Business owners live in ‘comfort zones’ because every day that we report to work, we are confronted with challenges that have been created in the building of our businesses. Exiting a business requires that you step out of that comfort zone and develop new patterns of thought geared around your Exit.
Changing the way that one thinks is a difficult task. This is particularly true for busy business owners because we habituate ways of acting, much like the manner in which we drive our automobiles. We do not consciously think to hit the accelerator, look over our shoulder and slightly turn the wheel when changing lanes – we simply do it by habit.
In 1960, Dr. Maxwell Maltz wrote the following in his best selling book,

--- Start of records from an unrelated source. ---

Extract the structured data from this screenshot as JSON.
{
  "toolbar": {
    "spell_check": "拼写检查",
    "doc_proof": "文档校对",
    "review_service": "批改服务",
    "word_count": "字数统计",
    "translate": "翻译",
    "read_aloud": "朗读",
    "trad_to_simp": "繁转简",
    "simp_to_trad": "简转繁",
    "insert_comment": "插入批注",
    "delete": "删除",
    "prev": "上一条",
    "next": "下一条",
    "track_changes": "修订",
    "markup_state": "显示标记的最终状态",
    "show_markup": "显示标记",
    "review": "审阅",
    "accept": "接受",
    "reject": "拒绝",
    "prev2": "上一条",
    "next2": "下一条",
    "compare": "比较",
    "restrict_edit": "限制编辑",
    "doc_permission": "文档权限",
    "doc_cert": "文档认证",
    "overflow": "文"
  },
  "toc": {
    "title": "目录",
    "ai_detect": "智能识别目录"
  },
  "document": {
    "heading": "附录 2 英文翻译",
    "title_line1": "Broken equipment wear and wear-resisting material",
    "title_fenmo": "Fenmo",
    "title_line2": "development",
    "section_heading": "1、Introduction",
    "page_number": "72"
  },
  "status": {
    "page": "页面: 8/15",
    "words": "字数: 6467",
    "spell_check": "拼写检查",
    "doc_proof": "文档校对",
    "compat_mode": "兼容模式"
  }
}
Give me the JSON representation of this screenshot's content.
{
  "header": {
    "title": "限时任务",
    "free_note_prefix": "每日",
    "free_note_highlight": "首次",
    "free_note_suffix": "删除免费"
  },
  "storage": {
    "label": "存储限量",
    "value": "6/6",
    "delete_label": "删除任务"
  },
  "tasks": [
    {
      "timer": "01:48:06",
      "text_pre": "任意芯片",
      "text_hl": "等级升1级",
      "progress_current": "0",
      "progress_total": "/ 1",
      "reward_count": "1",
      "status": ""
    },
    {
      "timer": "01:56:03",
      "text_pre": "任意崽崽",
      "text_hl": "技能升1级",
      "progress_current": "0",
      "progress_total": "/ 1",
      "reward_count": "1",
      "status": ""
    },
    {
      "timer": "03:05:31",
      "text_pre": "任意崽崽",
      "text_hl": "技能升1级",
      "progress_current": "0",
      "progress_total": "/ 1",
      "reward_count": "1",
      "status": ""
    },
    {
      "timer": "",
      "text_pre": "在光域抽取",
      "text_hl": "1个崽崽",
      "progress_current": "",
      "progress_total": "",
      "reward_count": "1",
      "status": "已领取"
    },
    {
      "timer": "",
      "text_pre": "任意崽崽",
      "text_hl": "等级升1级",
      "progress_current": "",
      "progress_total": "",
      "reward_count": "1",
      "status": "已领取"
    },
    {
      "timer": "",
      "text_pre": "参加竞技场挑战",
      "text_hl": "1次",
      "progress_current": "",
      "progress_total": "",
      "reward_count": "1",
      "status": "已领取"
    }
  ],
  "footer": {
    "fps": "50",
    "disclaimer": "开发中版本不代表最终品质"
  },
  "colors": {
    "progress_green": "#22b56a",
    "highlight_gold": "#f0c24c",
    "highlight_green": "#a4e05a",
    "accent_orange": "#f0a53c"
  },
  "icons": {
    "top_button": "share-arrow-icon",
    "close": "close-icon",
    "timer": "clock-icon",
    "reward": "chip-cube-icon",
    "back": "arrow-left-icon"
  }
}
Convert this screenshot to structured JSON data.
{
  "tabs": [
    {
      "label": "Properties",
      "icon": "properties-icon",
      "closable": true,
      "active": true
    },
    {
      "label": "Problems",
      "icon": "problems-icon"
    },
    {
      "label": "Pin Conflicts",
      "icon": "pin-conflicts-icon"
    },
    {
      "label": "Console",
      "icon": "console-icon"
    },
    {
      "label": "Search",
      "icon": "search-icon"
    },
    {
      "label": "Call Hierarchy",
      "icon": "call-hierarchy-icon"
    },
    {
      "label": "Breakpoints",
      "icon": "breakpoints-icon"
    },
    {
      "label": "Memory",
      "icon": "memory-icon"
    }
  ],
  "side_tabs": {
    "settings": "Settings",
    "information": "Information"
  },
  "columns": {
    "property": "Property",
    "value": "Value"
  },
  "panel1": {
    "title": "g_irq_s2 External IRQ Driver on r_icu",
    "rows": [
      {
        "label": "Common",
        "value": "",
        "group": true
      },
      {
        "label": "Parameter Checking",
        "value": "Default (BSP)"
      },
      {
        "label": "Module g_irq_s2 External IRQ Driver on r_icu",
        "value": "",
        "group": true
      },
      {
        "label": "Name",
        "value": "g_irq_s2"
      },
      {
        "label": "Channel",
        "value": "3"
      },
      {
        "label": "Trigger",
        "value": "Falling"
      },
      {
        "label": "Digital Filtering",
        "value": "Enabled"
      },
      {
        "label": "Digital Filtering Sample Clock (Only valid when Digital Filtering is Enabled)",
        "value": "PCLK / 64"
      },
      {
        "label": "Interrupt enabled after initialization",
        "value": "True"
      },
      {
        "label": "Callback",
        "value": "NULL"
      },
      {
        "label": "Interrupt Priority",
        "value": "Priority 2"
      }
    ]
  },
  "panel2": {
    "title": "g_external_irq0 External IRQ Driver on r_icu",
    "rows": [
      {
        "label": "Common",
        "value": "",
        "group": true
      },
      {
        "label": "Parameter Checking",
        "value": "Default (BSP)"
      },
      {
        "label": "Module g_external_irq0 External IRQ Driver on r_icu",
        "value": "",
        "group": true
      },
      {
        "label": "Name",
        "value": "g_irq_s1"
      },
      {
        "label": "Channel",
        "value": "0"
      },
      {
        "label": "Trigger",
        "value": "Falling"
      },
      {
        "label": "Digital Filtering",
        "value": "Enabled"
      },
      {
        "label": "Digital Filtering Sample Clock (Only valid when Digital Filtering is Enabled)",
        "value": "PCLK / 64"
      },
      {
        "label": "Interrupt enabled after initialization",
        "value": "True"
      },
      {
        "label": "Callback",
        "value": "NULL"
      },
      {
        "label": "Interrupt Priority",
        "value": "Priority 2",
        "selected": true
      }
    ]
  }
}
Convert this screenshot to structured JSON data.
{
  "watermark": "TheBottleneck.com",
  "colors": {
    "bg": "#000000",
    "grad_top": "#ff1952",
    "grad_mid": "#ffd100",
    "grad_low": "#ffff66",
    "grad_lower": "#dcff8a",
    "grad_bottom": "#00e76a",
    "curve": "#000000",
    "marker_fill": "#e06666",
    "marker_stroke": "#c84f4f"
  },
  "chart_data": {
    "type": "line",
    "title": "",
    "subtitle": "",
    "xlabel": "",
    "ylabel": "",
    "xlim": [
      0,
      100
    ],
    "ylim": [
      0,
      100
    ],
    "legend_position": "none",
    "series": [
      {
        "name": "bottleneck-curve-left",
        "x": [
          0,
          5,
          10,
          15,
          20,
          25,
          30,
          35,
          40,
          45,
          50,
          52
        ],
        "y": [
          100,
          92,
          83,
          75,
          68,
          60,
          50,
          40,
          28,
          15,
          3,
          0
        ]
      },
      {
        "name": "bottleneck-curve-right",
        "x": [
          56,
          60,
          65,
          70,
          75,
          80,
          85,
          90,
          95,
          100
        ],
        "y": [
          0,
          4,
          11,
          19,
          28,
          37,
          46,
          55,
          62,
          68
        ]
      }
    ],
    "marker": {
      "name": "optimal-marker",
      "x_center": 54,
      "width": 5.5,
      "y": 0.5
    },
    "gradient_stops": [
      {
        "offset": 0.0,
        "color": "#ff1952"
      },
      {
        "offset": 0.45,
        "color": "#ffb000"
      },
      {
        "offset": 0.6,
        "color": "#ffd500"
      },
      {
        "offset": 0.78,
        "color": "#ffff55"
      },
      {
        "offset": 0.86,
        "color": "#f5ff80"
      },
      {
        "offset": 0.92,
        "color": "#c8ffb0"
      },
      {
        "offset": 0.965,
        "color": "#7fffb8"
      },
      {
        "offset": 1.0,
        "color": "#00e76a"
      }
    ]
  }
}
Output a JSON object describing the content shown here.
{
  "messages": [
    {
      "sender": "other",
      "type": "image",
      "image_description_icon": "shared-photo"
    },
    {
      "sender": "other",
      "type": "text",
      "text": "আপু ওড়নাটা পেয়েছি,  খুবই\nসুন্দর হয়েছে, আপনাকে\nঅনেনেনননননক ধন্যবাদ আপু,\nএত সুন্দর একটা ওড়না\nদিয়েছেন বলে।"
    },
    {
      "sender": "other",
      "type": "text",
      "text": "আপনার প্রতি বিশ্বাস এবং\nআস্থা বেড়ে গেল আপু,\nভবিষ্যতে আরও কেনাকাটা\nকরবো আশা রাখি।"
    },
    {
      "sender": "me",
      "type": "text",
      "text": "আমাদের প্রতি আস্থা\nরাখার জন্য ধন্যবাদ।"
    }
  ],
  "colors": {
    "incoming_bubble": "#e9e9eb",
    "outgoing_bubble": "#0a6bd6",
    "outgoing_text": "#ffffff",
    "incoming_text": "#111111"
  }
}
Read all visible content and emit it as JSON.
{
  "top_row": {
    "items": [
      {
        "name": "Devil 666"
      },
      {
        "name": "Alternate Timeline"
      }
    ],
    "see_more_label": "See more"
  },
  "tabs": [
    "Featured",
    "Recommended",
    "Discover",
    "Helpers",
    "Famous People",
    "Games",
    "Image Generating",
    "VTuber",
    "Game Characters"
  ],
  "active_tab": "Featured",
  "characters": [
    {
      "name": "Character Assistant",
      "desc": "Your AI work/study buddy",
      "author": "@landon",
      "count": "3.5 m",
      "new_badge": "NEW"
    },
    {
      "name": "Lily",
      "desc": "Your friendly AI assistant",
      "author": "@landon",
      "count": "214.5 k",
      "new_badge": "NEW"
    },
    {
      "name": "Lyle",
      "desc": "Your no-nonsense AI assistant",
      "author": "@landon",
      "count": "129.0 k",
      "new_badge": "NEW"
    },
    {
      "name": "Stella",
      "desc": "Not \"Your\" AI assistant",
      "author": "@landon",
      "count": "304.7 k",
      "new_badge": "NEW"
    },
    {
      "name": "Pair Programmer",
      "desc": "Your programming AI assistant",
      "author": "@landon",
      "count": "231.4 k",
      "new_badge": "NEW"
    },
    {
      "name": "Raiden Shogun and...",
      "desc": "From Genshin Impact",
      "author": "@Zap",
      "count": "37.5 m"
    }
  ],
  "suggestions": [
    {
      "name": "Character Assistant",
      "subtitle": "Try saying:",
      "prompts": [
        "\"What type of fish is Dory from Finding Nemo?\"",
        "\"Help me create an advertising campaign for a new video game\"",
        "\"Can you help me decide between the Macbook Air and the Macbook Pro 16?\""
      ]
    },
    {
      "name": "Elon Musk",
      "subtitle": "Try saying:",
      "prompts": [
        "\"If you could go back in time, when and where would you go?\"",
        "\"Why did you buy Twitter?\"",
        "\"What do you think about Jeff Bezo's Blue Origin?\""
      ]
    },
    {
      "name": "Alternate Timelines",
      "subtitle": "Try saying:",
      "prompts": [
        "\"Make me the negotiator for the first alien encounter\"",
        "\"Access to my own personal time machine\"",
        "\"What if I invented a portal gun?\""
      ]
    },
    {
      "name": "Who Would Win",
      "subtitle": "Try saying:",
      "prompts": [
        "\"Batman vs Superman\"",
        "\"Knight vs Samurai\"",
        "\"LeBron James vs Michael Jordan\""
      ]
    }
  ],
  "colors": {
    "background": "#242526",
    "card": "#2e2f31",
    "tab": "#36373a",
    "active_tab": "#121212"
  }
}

“[like changing lanes in a car] … in much the same way our attitudes, emotions and beliefs [towards our businesses] tend to become habitual. In the past we ‘learned’ that certain attitudes, ways of feeling and thinking were ‘appropriate’ to certain situation. Now, we tend to think, feel and act the same way whenever we encounter what we interpret as ‘the same sort of situation’. What we need to understand is that these habits . . . can be modified, changed, or reversed, simply by taking the trouble to make a conscious decision – and then by practicing or ‘acting out’ the new response or behavior. The pianist can consciously decide to strike a different key, if he chooses. The dancer can consciously ‘decide’ to learn a new step – and there is no agony about it. It does require constant watchfulness and practice until the new behavior pattern is thoroughly learned.”
Dr. Maltz was describing the manner in which we can make decisions to change our behavior. And I submit that formulating a proper Exit Strategy can be as easy or as difficult as we choose to make it.
So, what can we do today to address this ‘comfort zone challenge’?
The answer is that we can make a commitment to learn about HOW to Exit a Business. We empower ourselves to control our Exits only when we make a commitment to the endeavor. Exiting a business has a unique set of rules and decision making criteria that must be internalized and habituated in order to produce the best results.
A commitment to learning HOW to Exit a business will ‘reorder’ your thoughts and actions towards the eventual achievement of your Exit goal. Devote at least thirty (30) minutes per week towards doing a little research on ways that you can exit your business and you will begin to change your thinking. Thus, you will change your habits and will be prepared to meet the challenges of your Exit with a mind that is ready for this new action.
I am pleased that you are pursuing a pro-active interest in Exit Strategies because a pro-active approach to an Exit Strategy is the only approach to a successful Exit Strategy.
Copyright © 2007